There was an incident in the real estate community recently that both angered and fascinated me. A prominent Caucasian female agent posted hateful and racially charged comments to photos on an Instagram account dedicated to black and brown unity. These comments included "Well they are dirty Mexicans," "We need a wall are you kidding!!! Go Trump!" and "Get these thugs out of our country".
As a follower of the page, I witnessed as the following unfolded in real time:
- As soon as the racially charged comments were made, angered followers of the page immediately began responding.
- Her comments were deleted, but not before the page itself screenshot the remarks and subsequently posted them, including her user name.
- Page followers were up in arms, tagging the woman in their comments as they angrily responded to her remarks.
- A few page followers posted links to her employee profile, and another follower posted her public information, which as a real estate agent, was readily available to the public. This included links to her employer's company and personal Instagram pages.
- Followers began to comment on photos found under her employer's company and personal Instagram page as well as her coworker's pages, to inform them about the 'type' of employee they had working for the company.
- Her employer responded that he would be looking into the issue and taking the appropriate action and that any comments made do not reflect the values of the company.
- The employer released the following statement:
"We believe that every individual no matter what their skin color, race or ethnicity is equal in every way. We do not tolerate hateful or racist speech... The employee in question has been terminated from the group. Again, on our behalf please accept our apologies."
All of this happened over a span of less than 12 hours.
As an agent myself, as well as a proud Latina woman, watching this unfold brought up one heavy truth - discrimination is alive and well in the real estate industry.
Combating Discrimination & Donald Trump's Hate Rhetoric
Discrimination in real estate can change the landscape of an entire area through illegal practices such as steering or blockbusting.
Steering is an illegal practice in which certain people are shown certain properties but not others because of discriminatory factors such as race or religion. Blockbusting (also called panic selling) is when a homeowner is encouraged to sell their property because they are told by an agent that a certain demographic is moving into the area and thus property values will drop.
There are of course laws in place addressing this type of discrimination in the Real Estate industry, including the Civil Rights Act of 1866, the Fair Housing Act, Equal Credit Opportunity Act and the Americans with Disabilities Act. The very fact that these laws are required and in existence is a testament to the institutional discrimination in the industry. What these laws don't address however, is the undercover racism that may not come to light or cannot be easily monitored, such as the private discriminatory beliefs of an agent.
Take the aforementioned case of the Beverly Hills agent. Except for making these statements on a public social forum and having it brought to the attention of hundreds of Instagram users as well as her employer, this agent might have continued her career without her racist beliefs ever brought to light. Her beliefs would then affect her actions leading to discriminatory practices as an agent. I wonder, how many others like her are out there?

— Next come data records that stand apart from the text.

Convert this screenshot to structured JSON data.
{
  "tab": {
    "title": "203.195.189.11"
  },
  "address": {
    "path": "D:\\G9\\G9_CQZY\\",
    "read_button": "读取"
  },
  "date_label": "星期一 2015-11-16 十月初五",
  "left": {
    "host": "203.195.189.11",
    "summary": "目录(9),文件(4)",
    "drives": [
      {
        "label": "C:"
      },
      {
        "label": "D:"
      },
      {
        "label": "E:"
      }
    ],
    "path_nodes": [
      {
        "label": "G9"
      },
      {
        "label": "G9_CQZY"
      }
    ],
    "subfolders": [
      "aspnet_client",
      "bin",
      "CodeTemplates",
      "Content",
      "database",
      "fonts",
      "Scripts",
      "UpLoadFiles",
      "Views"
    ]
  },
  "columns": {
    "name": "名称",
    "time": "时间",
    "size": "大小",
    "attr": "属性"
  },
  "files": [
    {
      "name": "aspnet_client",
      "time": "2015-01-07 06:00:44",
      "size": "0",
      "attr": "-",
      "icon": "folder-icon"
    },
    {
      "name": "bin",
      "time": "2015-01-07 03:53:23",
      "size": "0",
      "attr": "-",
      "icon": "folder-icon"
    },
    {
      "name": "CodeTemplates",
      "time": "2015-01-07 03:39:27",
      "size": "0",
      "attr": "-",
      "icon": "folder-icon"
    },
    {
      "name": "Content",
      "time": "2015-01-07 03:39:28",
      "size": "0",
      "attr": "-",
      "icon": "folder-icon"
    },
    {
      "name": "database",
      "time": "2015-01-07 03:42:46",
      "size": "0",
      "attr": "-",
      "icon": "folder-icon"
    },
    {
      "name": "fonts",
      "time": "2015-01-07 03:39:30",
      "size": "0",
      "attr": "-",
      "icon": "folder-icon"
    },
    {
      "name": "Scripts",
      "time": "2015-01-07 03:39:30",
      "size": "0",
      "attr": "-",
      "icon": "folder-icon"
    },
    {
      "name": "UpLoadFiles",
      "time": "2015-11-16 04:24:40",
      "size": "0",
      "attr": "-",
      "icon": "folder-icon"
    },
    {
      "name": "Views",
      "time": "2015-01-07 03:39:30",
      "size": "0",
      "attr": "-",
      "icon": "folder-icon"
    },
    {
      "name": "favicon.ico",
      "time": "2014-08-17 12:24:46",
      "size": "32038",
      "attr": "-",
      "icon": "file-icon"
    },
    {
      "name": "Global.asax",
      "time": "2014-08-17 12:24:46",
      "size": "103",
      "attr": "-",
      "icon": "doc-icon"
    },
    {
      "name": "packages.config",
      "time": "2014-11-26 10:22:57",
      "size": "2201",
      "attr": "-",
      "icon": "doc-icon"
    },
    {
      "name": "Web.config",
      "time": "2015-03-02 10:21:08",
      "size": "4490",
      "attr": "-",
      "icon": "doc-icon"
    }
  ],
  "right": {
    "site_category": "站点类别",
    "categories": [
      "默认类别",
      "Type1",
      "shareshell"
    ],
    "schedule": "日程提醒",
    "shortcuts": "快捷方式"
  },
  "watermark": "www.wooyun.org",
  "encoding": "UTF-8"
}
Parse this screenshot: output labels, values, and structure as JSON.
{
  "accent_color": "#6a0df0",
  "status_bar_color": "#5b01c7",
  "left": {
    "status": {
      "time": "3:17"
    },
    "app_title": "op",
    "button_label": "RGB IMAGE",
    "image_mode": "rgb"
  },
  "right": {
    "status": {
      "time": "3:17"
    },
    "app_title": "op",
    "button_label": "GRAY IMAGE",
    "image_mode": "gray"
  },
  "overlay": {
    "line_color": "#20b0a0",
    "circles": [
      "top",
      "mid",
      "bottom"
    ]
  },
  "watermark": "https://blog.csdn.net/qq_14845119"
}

If Donald Trump's fan base is any indicator, quite a few.
In fact, it is likely Trump's hateful rhetoric enabled this racist outburst from a woman that otherwise seemed the image of professionalism. This is because Trump is the antithesis of political correctness. He says whatever is on his mind, no matter how outrageous or inflammatory it may be, and for many, his energy becomes contagious and his followers begin to adopt a mob mentality. It is this mob mentality that may have allowed this woman to feel justified in making racist remarks on a public forum.
But let me be clear, she was not justified and I stand 100% behind her employer's decision to terminate her.
This is just a small step in combating discrimination, specific to the real estate industry.
Ultimately, the path to truly eradicate these issues at the macro level, will likely span the course of multiple generations, however there are steps you can take now to begin that process. Acknowledge that these issues exist, oppose and take swift action against discriminatory behaviors and finally, work to put leaders into place who are intolerant of discrimination. Namely, take advantage of your right to vote.